(Excerpts from an interface dataset)
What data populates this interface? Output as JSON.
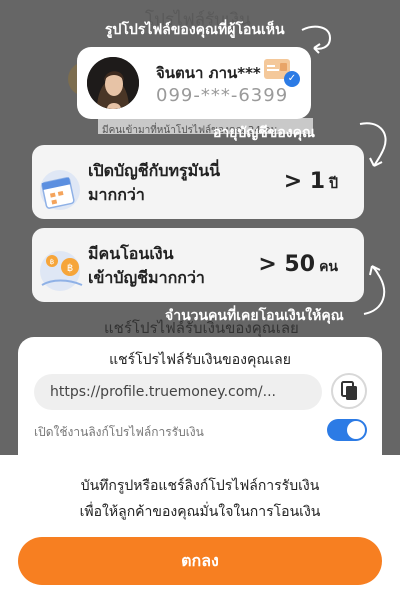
{
  "background": {
    "ghost_title": "โปรไฟล์รับเงิน",
    "ghost_bar_text": "มีคนเข้ามาที่หน้าโปรไฟล์ของคุณ 24 คน",
    "ghost_share_text": "แชร์โปรไฟล์รับเงินของคุณเลย"
  },
  "captions": {
    "profile_caption": "รูปโปรไฟล์ของคุณที่ผู้โอนเห็น",
    "age_caption": "อายุบัญชีของคุณ",
    "transfer_caption": "จำนวนคนที่เคยโอนเงินให้คุณ"
  },
  "profile": {
    "name": "จินตนา ภาน***",
    "phone": "099-***-6399"
  },
  "stats": {
    "account_age": {
      "label_line1": "เปิดบัญชีกับทรูมันนี่",
      "label_line2": "มากกว่า",
      "value": "> 1",
      "unit": "ปี"
    },
    "transfers": {
      "label_line1": "มีคนโอนเงิน",
      "label_line2": "เข้าบัญชีมากกว่า",
      "value": "> 50",
      "unit": "คน"
    }
  },
  "share": {
    "title": "แชร์โปรไฟล์รับเงินของคุณเลย",
    "link": "https://profile.truemoney.com/...",
    "toggle_label": "เปิดใช้งานลิงก์โปรไฟล์การรับเงิน",
    "toggle_on": true
  },
  "sheet": {
    "line1": "บันทึกรูปหรือแชร์ลิงก์โปรไฟล์การรับเงิน",
    "line2": "เพื่อให้ลูกค้าของคุณมั่นใจในการโอนเงิน",
    "button": "ตกลง"
  },
  "colors": {
    "accent": "#f77f21",
    "toggle": "#2c7be5",
    "overlay": "#666666"
  },
  "icons": [
    "calendar-icon",
    "coins-icon",
    "copy-icon",
    "id-card-icon",
    "verified-check-icon"
  ]
}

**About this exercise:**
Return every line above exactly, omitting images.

**Task solution:**
What data populates this interface? Output as JSON.
{
  "background": {
    "ghost_title": "โปรไฟล์รับเงิน",
    "ghost_bar_text": "มีคนเข้ามาที่หน้าโปรไฟล์ของคุณ 24 คน",
    "ghost_share_text": "แชร์โปรไฟล์รับเงินของคุณเลย"
  },
  "captions": {
    "profile_caption": "รูปโปรไฟล์ของคุณที่ผู้โอนเห็น",
    "age_caption": "อายุบัญชีของคุณ",
    "transfer_caption": "จำนวนคนที่เคยโอนเงินให้คุณ"
  },
  "profile": {
    "name": "จินตนา ภาน***",
    "phone": "099-***-6399"
  },
  "stats": {
    "account_age": {
      "label_line1": "เปิดบัญชีกับทรูมันนี่",
      "label_line2": "มากกว่า",
      "value": "> 1",
      "unit": "ปี"
    },
    "transfers": {
      "label_line1": "มีคนโอนเงิน",
      "label_line2": "เข้าบัญชีมากกว่า",
      "value": "> 50",
      "unit": "คน"
    }
  },
  "share": {
    "title": "แชร์โปรไฟล์รับเงินของคุณเลย",
    "link": "https://profile.truemoney.com/...",
    "toggle_label": "เปิดใช้งานลิงก์โปรไฟล์การรับเงิน",
    "toggle_on": true
  },
  "sheet": {
    "line1": "บันทึกรูปหรือแชร์ลิงก์โปรไฟล์การรับเงิน",
    "line2": "เพื่อให้ลูกค้าของคุณมั่นใจในการโอนเงิน",
    "button": "ตกลง"
  },
  "colors": {
    "accent": "#f77f21",
    "toggle": "#2c7be5",
    "overlay": "#666666"
  },
  "icons": [
    "calendar-icon",
    "coins-icon",
    "copy-icon",
    "id-card-icon",
    "verified-check-icon"
  ]
}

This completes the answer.